An NRA donor issued letter grades to board members. It was the latest step in a campaign by benefactor David Dell’aquila to reform the NRA from within. The ratings mimic those the NRA gives to political candidates. Dell’aquila, who is organizing a financial boycott of the group, gave most NRA directors a C for their oversight performance. Last week, Dell’aquila told Alex Yablon that he moved to act publicly after NRA leadership rebuffed his private concerns.
A new study suggests that increased gun ownership has an impact on intimate partner homicide. Researchers at the University of Indianapolis said states with the highest rates of gun ownership had a 64.6 percent higher rate of fatal intimate partner shootings compared to states with lower gun ownership. According to the findings, published in the American Journal of Preventive Medicine, the increased risk does not appear to extend to other types of homicides.
A Defense Department report found that suicides are higher for gun-owning active-duty service members. Two-thirds of suicides among active-duty personnel in 2017 involved a firearm, a DOD report released last week found. The suicide rate among gun-owning veterans was also higher than that of non-gun-owning veterans.
The Democratic official responsible for issuing concealed gun licenses in Florida has reduced wait times. Agriculture Commissioner Nikki Fried, who succeeded Republican and NRA ally Adam Putnam, said the processing time for a concealed gun permit now averages a single day, down from 50 before she took office six months ago. Putnam’s tenure was plagued by major lapses in the background check process, including 300 concealed carry permits that were issued, but later revoked.
Florida police used the state’s red flag law to disarm a man who threatened a workplace shooting. A 26-year-old man was served a risk protection order and voluntarily surrendered his AR-15 and multiple magazines after he was charged for texting a family member that he was thinking of “killing everyone then shooting myself” at a Steak ‘n Shake from which he was recently fired.
A San Diego man who threatened to “shoot up” a local Pride parade was linked to a series of bank robberies. Police traced threatening phone calls that were placed to parade organizers in July back to a man who was in possession of a semiautomatic pistol, a disguise, and a bag of cash. He is now accused of involvement in three robberies dating back to 2016.
ONE LAST THING
A Democratic candidate for state office in Florida lied about treating Pulse shooting victims. Elizabeth McCarthy, a Democratic contender for the Florida House of Representatives, claimed that she was working as an emergency room doctor during the 2016 shooting, and tearfully recounted stories of victims’ trauma. But her campaign fell apart in June after Florida Politics revealed that she wasn’t licensed to practice medicine in the state.

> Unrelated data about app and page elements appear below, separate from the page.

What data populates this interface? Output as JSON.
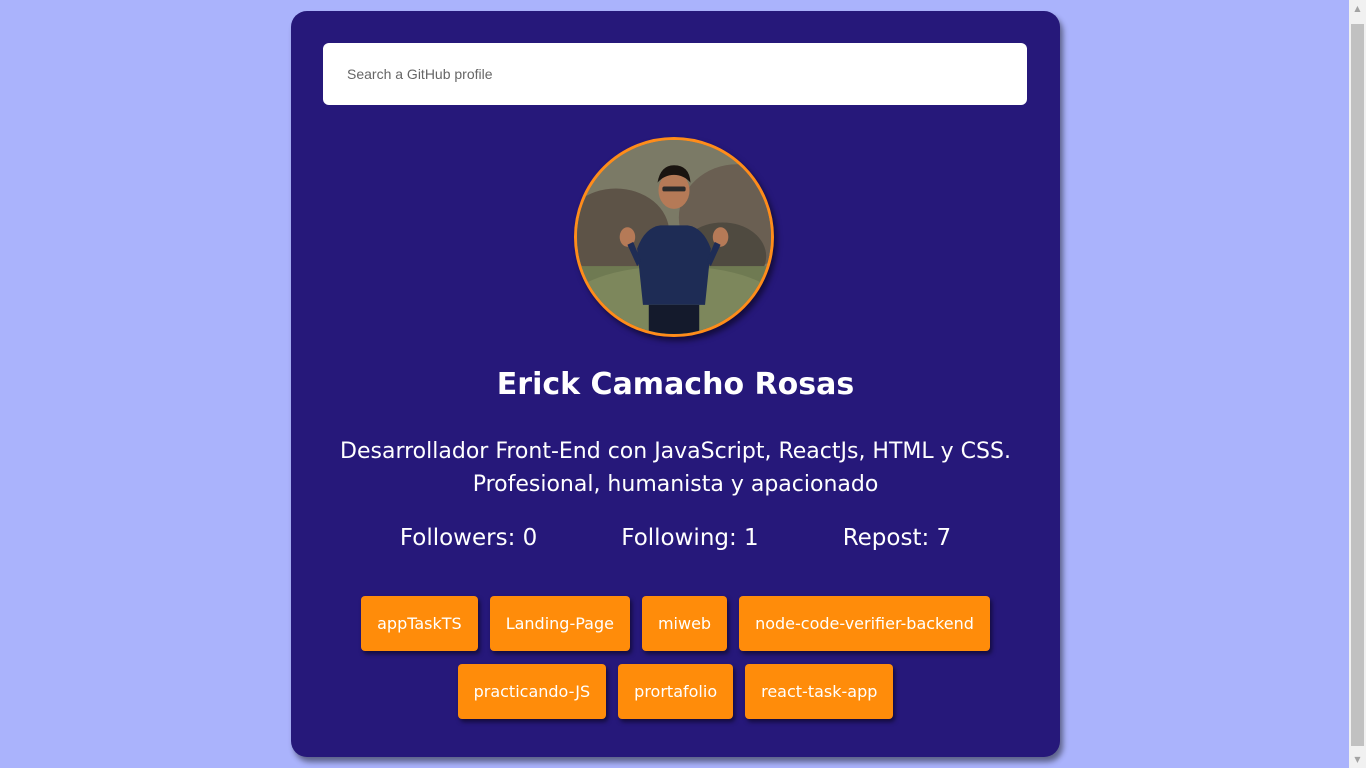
{
  "search": {
    "placeholder": "Search a GitHub profile",
    "value": ""
  },
  "profile": {
    "name": "Erick Camacho Rosas",
    "bio": "Desarrollador Front-End con JavaScript, ReactJs, HTML y CSS. Profesional, humanista y apacionado",
    "avatar_alt": "avatar-photo"
  },
  "stats": {
    "followers": "Followers: 0",
    "following": "Following: 1",
    "repost": "Repost: 7"
  },
  "repos": [
    "appTaskTS",
    "Landing-Page",
    "miweb",
    "node-code-verifier-backend",
    "practicando-JS",
    "prortafolio",
    "react-task-app"
  ],
  "colors": {
    "page_bg": "#aab3fc",
    "card_bg": "#26187a",
    "accent": "#ff8c0a"
  }
}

Earlier this month, she admitted to investigators in the state Health Department that she had lied. “I wanted to be somebody in the community, and I’m sorry,” McCarthy said. Pulse survivor Brandon Wolf tweeted, “I don’t know why she lied and used our grief for her gain.”